Records section start
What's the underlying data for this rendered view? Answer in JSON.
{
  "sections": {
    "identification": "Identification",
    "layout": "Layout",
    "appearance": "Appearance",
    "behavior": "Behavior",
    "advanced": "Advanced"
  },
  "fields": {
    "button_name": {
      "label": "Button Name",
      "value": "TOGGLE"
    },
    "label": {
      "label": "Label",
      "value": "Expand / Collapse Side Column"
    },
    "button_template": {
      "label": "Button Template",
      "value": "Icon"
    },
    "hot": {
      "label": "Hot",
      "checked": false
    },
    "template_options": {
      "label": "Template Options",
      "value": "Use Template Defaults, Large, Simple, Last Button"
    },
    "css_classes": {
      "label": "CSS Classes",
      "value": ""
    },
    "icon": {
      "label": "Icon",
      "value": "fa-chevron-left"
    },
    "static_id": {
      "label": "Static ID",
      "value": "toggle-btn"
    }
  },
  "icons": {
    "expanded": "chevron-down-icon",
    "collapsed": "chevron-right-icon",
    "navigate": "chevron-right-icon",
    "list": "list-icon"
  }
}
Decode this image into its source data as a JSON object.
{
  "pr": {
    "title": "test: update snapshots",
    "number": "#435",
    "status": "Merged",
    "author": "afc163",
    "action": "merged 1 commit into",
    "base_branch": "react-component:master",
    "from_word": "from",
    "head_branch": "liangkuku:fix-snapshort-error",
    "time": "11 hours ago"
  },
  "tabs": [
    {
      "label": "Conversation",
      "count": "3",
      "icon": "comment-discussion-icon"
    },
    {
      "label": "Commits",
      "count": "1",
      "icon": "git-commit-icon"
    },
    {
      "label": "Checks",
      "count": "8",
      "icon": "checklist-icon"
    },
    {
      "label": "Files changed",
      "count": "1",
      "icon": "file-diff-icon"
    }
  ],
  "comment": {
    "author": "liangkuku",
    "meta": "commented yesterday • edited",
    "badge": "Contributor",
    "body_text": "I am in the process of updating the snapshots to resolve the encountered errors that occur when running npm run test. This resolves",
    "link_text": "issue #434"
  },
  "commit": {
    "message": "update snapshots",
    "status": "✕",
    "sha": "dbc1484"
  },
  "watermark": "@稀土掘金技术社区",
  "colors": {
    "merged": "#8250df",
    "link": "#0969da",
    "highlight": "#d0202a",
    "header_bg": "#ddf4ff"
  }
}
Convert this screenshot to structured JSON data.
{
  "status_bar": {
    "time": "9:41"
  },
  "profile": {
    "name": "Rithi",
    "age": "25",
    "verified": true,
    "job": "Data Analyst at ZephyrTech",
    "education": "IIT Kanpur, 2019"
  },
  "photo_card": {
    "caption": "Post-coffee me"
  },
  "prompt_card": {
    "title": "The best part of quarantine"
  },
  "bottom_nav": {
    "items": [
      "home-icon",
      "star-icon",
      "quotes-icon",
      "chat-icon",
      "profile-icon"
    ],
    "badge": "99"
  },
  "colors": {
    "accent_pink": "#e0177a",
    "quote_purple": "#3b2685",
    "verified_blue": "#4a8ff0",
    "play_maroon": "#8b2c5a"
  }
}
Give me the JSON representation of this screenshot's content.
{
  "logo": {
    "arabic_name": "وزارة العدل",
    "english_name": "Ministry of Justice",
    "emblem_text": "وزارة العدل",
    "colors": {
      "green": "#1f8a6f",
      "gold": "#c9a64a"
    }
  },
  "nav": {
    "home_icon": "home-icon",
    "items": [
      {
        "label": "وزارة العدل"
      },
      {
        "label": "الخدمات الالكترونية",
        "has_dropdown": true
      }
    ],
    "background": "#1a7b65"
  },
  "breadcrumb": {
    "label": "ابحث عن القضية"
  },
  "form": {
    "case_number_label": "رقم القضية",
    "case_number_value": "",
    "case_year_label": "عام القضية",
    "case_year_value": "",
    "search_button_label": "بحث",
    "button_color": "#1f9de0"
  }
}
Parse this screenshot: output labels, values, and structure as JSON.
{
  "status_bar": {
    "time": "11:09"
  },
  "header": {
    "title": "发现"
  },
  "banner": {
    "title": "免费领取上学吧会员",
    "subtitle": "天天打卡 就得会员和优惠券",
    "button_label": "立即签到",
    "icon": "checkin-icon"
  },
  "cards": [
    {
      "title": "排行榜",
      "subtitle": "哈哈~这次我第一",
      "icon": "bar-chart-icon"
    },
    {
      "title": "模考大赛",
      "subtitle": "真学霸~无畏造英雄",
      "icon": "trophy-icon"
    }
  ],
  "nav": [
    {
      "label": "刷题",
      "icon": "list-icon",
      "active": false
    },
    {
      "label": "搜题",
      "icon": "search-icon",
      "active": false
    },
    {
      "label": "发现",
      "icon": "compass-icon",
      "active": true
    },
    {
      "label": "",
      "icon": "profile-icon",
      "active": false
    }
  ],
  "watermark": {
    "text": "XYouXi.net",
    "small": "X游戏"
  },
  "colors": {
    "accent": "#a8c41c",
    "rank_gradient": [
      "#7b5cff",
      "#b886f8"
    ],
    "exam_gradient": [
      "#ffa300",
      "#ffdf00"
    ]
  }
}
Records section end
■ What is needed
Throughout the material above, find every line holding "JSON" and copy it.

■ Solution to this exercise
What's the underlying data for this rendered view? Answer in JSON.
Decode this image into its source data as a JSON object.
Convert this screenshot to structured JSON data.
Give me the JSON representation of this screenshot's content.
Parse this screenshot: output labels, values, and structure as JSON.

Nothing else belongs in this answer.